• TASK REQUIREMENTS
Which lines of the data include the string "yellow"? List them all.

• Source records
══════════════════════════════

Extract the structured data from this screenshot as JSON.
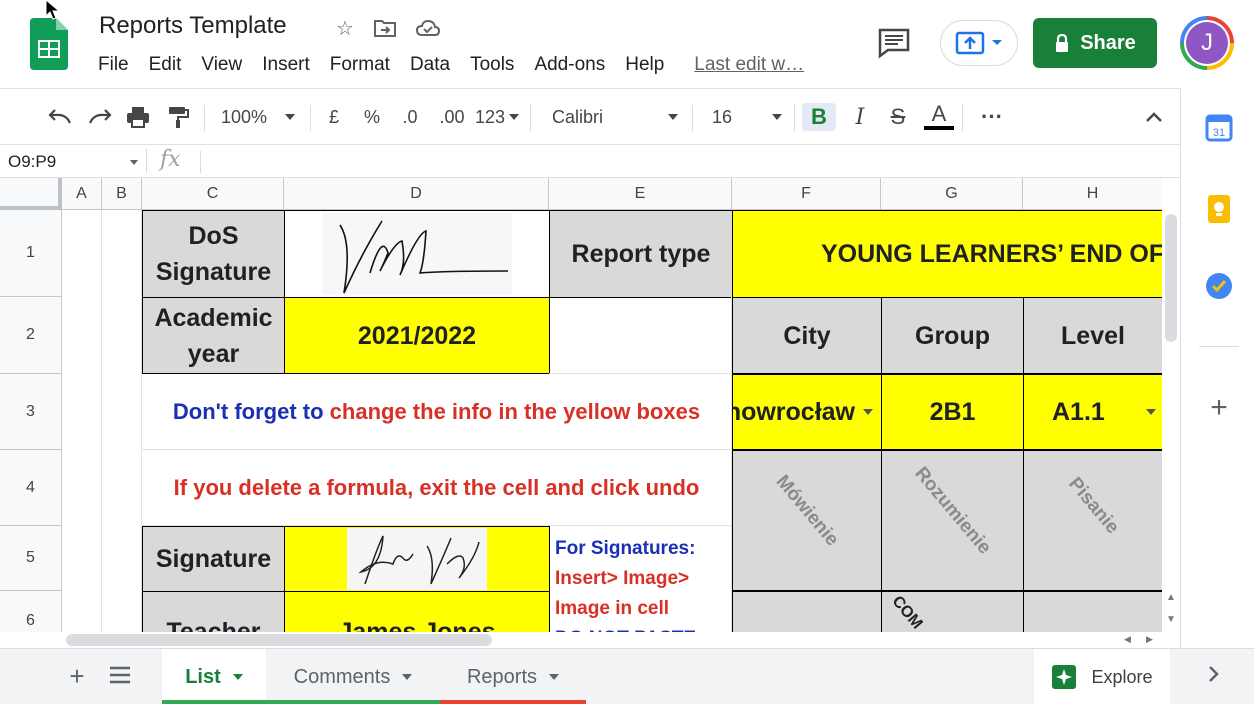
{
  "header": {
    "doc_title": "Reports Template",
    "menu": [
      "File",
      "Edit",
      "View",
      "Insert",
      "Format",
      "Data",
      "Tools",
      "Add-ons",
      "Help"
    ],
    "last_edit": "Last edit w…",
    "share_label": "Share",
    "avatar_initial": "J"
  },
  "toolbar": {
    "zoom": "100%",
    "currency": "£",
    "percent": "%",
    "dec_decrease": ".0",
    "dec_increase": ".00",
    "more_formats": "123",
    "font": "Calibri",
    "font_size": "16",
    "bold": "B",
    "italic": "I",
    "strike": "S",
    "text_color": "A",
    "more": "···"
  },
  "formula_bar": {
    "name_box": "O9:P9",
    "fx": "fx",
    "content": ""
  },
  "grid": {
    "columns": [
      "A",
      "B",
      "C",
      "D",
      "E",
      "F",
      "G",
      "H"
    ],
    "rows": [
      "1",
      "2",
      "3",
      "4",
      "5",
      "6"
    ],
    "cells": {
      "c1": "DoS Signature",
      "e1": "Report type",
      "f1": "YOUNG LEARNERS’ END OF",
      "c2": "Academic year",
      "d2": "2021/2022",
      "f2": "City",
      "g2": "Group",
      "h2": "Level",
      "note3_blue": "Don't forget to ",
      "note3_red": "change the info in the yellow boxes",
      "f3": "nowrocław",
      "g3": "2B1",
      "h3": "A1.1",
      "note4": "If you delete a formula, exit the cell and click undo",
      "f4": "Mówienie",
      "g4": "Rozumienie",
      "h4": "Pisanie",
      "c5": "Signature",
      "e5_1": "For Signatures:",
      "e5_2": "Insert> Image>",
      "e5_3": "Image in cell",
      "e5_4": "DO NOT PASTE",
      "c6": "Teacher",
      "d6": "James Jones",
      "g6": "COM"
    }
  },
  "tabs": [
    "List",
    "Comments",
    "Reports"
  ],
  "explore_label": "Explore",
  "colors": {
    "yellow": "#ffff00",
    "gray": "#d9d9d9",
    "green": "#188038",
    "note_blue": "#1a2fb4",
    "note_red": "#d93025"
  }
}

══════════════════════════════

• EXPECTED OUTPUT
      "note3_red": "change the info in the yellow boxes",
    "yellow": "#ffff00",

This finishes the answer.